• _Dataset rows describing interfaces_:
# # # # #

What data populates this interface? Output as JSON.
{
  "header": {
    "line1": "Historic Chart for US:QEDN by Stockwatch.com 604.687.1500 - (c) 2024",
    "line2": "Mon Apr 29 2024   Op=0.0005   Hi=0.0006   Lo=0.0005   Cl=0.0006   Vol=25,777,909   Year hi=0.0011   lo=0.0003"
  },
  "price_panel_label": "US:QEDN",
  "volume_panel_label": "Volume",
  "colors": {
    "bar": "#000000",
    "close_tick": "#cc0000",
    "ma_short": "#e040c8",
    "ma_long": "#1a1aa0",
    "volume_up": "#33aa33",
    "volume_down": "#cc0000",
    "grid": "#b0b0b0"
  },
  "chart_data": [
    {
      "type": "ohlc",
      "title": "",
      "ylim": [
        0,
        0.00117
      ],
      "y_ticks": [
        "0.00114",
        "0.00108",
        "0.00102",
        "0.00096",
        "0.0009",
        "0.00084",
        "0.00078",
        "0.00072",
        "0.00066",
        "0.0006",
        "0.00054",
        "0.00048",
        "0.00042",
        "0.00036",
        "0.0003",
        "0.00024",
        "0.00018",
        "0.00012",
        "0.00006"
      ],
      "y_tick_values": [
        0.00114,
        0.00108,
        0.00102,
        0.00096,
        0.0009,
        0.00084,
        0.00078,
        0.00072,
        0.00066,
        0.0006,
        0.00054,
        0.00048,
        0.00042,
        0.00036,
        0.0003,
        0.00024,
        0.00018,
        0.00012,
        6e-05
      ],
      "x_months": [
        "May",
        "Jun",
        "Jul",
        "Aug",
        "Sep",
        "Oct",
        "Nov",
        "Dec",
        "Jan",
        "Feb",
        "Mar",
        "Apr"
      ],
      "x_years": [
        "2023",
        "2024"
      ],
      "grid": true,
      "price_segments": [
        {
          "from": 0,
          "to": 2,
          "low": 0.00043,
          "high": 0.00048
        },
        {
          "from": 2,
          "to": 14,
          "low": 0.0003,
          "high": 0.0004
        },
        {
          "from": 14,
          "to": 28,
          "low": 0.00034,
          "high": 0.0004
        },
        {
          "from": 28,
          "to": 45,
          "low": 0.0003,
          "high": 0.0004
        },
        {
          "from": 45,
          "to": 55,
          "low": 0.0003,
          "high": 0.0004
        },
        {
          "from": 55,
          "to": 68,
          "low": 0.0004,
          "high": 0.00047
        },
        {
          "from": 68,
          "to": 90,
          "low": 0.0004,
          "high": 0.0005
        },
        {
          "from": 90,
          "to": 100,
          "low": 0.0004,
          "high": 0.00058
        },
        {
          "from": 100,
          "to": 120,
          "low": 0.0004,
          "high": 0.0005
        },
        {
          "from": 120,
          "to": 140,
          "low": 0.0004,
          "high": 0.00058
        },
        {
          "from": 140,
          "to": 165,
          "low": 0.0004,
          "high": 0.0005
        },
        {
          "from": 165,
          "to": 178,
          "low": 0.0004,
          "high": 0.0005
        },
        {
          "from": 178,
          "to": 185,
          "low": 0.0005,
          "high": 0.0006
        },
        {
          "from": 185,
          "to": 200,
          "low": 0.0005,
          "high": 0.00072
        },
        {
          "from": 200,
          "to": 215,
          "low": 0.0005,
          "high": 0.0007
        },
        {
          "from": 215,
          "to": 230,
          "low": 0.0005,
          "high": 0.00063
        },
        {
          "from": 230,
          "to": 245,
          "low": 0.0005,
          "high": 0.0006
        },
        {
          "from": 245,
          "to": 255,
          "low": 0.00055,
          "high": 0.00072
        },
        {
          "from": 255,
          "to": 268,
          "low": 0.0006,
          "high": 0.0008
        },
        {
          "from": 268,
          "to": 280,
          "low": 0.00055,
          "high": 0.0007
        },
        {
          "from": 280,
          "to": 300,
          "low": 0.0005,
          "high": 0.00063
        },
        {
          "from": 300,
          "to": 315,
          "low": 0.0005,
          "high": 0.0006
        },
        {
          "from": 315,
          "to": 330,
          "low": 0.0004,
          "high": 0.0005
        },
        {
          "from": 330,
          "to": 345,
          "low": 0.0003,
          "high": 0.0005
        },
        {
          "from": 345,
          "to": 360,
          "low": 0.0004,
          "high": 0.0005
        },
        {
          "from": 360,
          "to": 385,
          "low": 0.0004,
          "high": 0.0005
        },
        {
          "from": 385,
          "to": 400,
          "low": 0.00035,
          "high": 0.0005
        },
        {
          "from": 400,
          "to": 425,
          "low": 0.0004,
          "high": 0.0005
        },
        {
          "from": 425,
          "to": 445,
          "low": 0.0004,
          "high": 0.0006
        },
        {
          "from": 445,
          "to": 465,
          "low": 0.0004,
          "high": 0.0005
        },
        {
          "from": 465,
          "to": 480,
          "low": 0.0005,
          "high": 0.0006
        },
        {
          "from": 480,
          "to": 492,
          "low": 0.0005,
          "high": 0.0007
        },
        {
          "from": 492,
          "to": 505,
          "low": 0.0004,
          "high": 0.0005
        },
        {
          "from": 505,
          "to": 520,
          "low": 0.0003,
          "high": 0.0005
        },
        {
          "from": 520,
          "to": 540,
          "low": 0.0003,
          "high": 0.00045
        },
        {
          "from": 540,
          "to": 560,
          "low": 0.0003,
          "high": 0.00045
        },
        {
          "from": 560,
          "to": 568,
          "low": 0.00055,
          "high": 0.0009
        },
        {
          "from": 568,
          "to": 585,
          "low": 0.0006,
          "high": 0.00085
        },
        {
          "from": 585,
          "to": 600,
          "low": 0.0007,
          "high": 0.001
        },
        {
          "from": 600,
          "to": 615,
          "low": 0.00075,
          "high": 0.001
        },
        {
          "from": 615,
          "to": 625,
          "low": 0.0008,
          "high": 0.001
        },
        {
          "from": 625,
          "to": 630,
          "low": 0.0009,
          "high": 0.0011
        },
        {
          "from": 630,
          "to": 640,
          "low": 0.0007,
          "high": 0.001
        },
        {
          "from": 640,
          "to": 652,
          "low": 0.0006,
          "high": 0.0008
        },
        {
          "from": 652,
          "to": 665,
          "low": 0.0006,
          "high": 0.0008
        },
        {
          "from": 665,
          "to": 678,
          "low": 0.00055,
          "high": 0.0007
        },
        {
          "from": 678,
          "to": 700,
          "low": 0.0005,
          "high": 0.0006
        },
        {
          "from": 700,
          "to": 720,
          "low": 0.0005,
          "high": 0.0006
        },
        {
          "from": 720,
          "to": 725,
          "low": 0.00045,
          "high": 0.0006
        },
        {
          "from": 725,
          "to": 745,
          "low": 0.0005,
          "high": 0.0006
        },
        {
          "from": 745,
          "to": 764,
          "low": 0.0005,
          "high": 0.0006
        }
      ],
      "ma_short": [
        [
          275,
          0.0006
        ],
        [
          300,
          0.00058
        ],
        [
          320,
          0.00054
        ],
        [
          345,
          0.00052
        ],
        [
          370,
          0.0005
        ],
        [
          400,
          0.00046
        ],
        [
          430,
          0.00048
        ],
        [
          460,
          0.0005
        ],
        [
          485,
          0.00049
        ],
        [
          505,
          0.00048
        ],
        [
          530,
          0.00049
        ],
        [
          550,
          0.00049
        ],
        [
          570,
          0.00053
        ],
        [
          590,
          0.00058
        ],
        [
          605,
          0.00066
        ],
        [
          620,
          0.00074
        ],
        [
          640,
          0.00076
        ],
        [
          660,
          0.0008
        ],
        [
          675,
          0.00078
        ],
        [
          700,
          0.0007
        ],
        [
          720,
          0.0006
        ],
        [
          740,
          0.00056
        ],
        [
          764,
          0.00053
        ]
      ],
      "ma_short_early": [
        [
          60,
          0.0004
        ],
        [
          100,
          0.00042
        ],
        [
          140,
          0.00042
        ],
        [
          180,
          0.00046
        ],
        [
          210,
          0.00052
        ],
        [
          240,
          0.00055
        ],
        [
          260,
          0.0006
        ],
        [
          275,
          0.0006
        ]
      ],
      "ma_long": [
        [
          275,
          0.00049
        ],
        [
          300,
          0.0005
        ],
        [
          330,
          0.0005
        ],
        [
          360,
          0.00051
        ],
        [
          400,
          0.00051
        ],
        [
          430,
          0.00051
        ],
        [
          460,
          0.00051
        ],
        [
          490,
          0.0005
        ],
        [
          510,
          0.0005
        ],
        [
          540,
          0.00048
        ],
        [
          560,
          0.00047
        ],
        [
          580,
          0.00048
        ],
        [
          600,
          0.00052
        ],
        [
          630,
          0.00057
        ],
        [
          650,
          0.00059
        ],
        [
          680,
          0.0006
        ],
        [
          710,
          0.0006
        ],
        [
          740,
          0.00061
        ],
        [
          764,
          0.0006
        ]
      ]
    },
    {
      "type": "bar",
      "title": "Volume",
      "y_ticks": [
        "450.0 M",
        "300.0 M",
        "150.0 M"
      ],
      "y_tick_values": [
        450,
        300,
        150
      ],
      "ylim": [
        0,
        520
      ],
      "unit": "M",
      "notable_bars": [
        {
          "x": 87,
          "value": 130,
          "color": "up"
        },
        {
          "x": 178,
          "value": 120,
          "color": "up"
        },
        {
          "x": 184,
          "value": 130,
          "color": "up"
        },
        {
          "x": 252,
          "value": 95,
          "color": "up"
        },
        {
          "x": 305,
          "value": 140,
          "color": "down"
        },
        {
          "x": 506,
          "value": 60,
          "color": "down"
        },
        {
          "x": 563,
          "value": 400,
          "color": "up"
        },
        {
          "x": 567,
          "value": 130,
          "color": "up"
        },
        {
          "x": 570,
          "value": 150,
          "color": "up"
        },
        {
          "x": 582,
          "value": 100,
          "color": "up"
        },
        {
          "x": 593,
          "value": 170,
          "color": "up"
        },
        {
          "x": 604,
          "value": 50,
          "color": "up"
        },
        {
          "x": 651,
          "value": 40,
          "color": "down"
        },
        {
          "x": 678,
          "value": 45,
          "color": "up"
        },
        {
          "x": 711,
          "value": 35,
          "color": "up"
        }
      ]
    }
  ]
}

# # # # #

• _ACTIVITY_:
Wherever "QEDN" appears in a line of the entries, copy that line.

• _RESULT FOR THIS EXERCISE_:
    "line1": "Historic Chart for US:QEDN by Stockwatch.com 604.687.1500 - (c) 2024",
  "price_panel_label": "US:QEDN",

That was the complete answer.